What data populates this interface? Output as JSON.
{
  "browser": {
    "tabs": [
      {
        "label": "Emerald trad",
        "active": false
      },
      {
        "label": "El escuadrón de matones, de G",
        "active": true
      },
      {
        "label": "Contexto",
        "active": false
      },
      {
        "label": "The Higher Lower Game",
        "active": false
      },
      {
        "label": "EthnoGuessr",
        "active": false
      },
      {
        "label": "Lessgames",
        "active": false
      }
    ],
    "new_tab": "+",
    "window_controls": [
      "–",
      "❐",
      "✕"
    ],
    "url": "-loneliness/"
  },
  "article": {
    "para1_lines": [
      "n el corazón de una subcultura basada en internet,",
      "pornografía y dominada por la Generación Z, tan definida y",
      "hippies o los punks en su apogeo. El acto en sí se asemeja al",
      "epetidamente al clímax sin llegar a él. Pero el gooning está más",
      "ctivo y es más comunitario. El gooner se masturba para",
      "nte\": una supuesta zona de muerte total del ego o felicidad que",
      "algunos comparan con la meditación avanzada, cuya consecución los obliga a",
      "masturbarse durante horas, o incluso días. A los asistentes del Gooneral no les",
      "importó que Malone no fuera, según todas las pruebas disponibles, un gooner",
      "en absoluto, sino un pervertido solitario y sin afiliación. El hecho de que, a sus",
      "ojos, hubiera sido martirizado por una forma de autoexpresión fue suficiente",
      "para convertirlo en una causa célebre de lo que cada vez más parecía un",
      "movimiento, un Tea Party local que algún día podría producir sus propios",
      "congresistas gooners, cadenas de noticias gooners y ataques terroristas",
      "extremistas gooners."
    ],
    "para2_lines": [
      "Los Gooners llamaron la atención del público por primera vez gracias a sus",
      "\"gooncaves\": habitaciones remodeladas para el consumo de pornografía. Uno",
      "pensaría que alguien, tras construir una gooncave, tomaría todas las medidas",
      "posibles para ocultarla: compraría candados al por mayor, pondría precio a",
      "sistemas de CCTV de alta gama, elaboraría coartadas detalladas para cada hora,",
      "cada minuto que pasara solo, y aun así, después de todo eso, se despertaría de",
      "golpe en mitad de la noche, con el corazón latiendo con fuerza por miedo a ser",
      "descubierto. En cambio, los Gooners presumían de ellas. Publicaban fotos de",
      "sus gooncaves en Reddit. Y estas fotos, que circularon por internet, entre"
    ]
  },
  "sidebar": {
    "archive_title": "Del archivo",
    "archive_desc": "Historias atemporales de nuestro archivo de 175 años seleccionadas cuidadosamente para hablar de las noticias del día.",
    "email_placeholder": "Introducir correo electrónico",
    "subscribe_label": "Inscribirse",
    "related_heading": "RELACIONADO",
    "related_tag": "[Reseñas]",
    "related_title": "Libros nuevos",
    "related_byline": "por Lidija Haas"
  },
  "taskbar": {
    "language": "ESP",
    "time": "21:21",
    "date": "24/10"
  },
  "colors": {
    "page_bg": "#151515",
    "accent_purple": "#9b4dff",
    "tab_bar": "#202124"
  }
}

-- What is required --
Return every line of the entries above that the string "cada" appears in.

-- Solution to this exercise --
      "para convertirlo en una causa célebre de lo que cada vez más parecía un",
      "sistemas de CCTV de alta gama, elaboraría coartadas detalladas para cada hora,",
      "cada minuto que pasara solo, y aun así, después de todo eso, se despertaría de",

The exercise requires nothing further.